# Task requirements
Return every record exactly. Omit nothing.

Web page and app entries
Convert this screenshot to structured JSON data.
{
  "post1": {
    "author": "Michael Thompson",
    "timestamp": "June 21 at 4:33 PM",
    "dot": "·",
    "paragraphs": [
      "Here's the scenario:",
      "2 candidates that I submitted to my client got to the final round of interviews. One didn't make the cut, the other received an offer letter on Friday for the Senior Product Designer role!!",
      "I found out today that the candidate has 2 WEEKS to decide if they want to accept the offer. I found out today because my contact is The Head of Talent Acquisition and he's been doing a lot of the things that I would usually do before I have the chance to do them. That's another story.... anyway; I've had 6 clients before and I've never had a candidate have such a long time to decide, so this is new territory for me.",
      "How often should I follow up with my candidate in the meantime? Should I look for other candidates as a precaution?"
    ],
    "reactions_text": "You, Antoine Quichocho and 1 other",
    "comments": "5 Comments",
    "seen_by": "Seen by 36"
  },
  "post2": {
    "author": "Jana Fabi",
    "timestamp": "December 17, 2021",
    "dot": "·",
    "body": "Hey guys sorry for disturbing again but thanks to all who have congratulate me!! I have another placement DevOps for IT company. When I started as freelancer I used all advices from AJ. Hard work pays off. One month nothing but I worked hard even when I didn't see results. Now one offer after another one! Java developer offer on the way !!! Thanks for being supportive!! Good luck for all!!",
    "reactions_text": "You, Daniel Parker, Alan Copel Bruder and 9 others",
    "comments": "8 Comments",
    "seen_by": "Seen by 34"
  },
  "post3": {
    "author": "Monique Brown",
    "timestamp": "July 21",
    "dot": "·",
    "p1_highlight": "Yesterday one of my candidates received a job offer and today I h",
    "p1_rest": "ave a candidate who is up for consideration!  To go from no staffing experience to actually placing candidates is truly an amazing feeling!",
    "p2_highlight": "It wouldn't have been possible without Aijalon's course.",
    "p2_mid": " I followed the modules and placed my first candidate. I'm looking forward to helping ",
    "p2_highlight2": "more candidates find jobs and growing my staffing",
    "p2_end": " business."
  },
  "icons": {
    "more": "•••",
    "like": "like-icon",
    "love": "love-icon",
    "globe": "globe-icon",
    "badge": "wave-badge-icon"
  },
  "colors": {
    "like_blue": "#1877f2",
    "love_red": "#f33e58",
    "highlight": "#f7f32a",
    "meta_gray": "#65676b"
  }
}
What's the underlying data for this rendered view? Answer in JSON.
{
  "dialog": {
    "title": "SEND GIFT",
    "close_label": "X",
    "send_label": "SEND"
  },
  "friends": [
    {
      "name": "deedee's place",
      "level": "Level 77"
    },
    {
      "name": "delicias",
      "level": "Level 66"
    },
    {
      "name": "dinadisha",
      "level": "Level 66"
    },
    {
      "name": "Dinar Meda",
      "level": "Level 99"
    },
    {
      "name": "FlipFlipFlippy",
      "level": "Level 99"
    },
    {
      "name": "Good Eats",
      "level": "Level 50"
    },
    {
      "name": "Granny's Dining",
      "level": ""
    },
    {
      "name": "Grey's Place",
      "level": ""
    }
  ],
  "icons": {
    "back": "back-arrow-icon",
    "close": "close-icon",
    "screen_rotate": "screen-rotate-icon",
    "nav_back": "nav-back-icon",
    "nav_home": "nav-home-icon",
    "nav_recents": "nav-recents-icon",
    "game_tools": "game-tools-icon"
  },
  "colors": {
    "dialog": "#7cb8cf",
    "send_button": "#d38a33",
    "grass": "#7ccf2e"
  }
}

# Response
Convert this screenshot to structured JSON data.
{
  "post1": {
    "author": "Michael Thompson",
    "timestamp": "June 21 at 4:33 PM",
    "dot": "·",
    "paragraphs": [
      "Here's the scenario:",
      "2 candidates that I submitted to my client got to the final round of interviews. One didn't make the cut, the other received an offer letter on Friday for the Senior Product Designer role!!",
      "I found out today that the candidate has 2 WEEKS to decide if they want to accept the offer. I found out today because my contact is The Head of Talent Acquisition and he's been doing a lot of the things that I would usually do before I have the chance to do them. That's another story.... anyway; I've had 6 clients before and I've never had a candidate have such a long time to decide, so this is new territory for me.",
      "How often should I follow up with my candidate in the meantime? Should I look for other candidates as a precaution?"
    ],
    "reactions_text": "You, Antoine Quichocho and 1 other",
    "comments": "5 Comments",
    "seen_by": "Seen by 36"
  },
  "post2": {
    "author": "Jana Fabi",
    "timestamp": "December 17, 2021",
    "dot": "·",
    "body": "Hey guys sorry for disturbing again but thanks to all who have congratulate me!! I have another placement DevOps for IT company. When I started as freelancer I used all advices from AJ. Hard work pays off. One month nothing but I worked hard even when I didn't see results. Now one offer after another one! Java developer offer on the way !!! Thanks for being supportive!! Good luck for all!!",
    "reactions_text": "You, Daniel Parker, Alan Copel Bruder and 9 others",
    "comments": "8 Comments",
    "seen_by": "Seen by 34"
  },
  "post3": {
    "author": "Monique Brown",
    "timestamp": "July 21",
    "dot": "·",
    "p1_highlight": "Yesterday one of my candidates received a job offer and today I h",
    "p1_rest": "ave a candidate who is up for consideration!  To go from no staffing experience to actually placing candidates is truly an amazing feeling!",
    "p2_highlight": "It wouldn't have been possible without Aijalon's course.",
    "p2_mid": " I followed the modules and placed my first candidate. I'm looking forward to helping ",
    "p2_highlight2": "more candidates find jobs and growing my staffing",
    "p2_end": " business."
  },
  "icons": {
    "more": "•••",
    "like": "like-icon",
    "love": "love-icon",
    "globe": "globe-icon",
    "badge": "wave-badge-icon"
  },
  "colors": {
    "like_blue": "#1877f2",
    "love_red": "#f33e58",
    "highlight": "#f7f32a",
    "meta_gray": "#65676b"
  }
}
What's the underlying data for this rendered view? Answer in JSON.
{
  "dialog": {
    "title": "SEND GIFT",
    "close_label": "X",
    "send_label": "SEND"
  },
  "friends": [
    {
      "name": "deedee's place",
      "level": "Level 77"
    },
    {
      "name": "delicias",
      "level": "Level 66"
    },
    {
      "name": "dinadisha",
      "level": "Level 66"
    },
    {
      "name": "Dinar Meda",
      "level": "Level 99"
    },
    {
      "name": "FlipFlipFlippy",
      "level": "Level 99"
    },
    {
      "name": "Good Eats",
      "level": "Level 50"
    },
    {
      "name": "Granny's Dining",
      "level": ""
    },
    {
      "name": "Grey's Place",
      "level": ""
    }
  ],
  "icons": {
    "back": "back-arrow-icon",
    "close": "close-icon",
    "screen_rotate": "screen-rotate-icon",
    "nav_back": "nav-back-icon",
    "nav_home": "nav-home-icon",
    "nav_recents": "nav-recents-icon",
    "game_tools": "game-tools-icon"
  },
  "colors": {
    "dialog": "#7cb8cf",
    "send_button": "#d38a33",
    "grass": "#7ccf2e"
  }
}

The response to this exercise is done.